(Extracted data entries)
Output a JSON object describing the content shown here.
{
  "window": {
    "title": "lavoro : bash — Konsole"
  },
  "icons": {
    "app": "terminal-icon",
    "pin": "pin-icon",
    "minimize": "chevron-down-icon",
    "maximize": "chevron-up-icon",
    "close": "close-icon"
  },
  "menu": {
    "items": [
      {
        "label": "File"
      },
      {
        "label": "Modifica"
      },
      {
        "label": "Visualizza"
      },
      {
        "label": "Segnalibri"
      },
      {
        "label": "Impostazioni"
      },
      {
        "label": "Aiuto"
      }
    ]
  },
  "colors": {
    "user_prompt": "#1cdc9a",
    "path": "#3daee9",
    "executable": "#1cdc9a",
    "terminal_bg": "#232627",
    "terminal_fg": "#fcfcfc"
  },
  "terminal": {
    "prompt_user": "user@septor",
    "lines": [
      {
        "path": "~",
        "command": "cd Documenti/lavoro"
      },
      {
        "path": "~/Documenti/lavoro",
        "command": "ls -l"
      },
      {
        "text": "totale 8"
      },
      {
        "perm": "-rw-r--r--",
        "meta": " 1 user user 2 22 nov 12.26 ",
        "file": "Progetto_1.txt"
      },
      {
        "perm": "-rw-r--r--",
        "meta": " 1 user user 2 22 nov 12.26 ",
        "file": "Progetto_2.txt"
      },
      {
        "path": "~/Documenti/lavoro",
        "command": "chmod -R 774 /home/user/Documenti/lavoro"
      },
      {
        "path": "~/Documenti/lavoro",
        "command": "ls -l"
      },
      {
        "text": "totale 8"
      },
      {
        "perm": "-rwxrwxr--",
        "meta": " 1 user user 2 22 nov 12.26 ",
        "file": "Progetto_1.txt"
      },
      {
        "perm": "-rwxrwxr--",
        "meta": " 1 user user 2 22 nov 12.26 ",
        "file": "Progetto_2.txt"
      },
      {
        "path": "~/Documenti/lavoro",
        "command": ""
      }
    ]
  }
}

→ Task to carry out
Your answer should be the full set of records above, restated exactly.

→ Task answer
Output a JSON object describing the content shown here.
{
  "window": {
    "title": "lavoro : bash — Konsole"
  },
  "icons": {
    "app": "terminal-icon",
    "pin": "pin-icon",
    "minimize": "chevron-down-icon",
    "maximize": "chevron-up-icon",
    "close": "close-icon"
  },
  "menu": {
    "items": [
      {
        "label": "File"
      },
      {
        "label": "Modifica"
      },
      {
        "label": "Visualizza"
      },
      {
        "label": "Segnalibri"
      },
      {
        "label": "Impostazioni"
      },
      {
        "label": "Aiuto"
      }
    ]
  },
  "colors": {
    "user_prompt": "#1cdc9a",
    "path": "#3daee9",
    "executable": "#1cdc9a",
    "terminal_bg": "#232627",
    "terminal_fg": "#fcfcfc"
  },
  "terminal": {
    "prompt_user": "user@septor",
    "lines": [
      {
        "path": "~",
        "command": "cd Documenti/lavoro"
      },
      {
        "path": "~/Documenti/lavoro",
        "command": "ls -l"
      },
      {
        "text": "totale 8"
      },
      {
        "perm": "-rw-r--r--",
        "meta": " 1 user user 2 22 nov 12.26 ",
        "file": "Progetto_1.txt"
      },
      {
        "perm": "-rw-r--r--",
        "meta": " 1 user user 2 22 nov 12.26 ",
        "file": "Progetto_2.txt"
      },
      {
        "path": "~/Documenti/lavoro",
        "command": "chmod -R 774 /home/user/Documenti/lavoro"
      },
      {
        "path": "~/Documenti/lavoro",
        "command": "ls -l"
      },
      {
        "text": "totale 8"
      },
      {
        "perm": "-rwxrwxr--",
        "meta": " 1 user user 2 22 nov 12.26 ",
        "file": "Progetto_1.txt"
      },
      {
        "perm": "-rwxrwxr--",
        "meta": " 1 user user 2 22 nov 12.26 ",
        "file": "Progetto_2.txt"
      },
      {
        "path": "~/Documenti/lavoro",
        "command": ""
      }
    ]
  }
}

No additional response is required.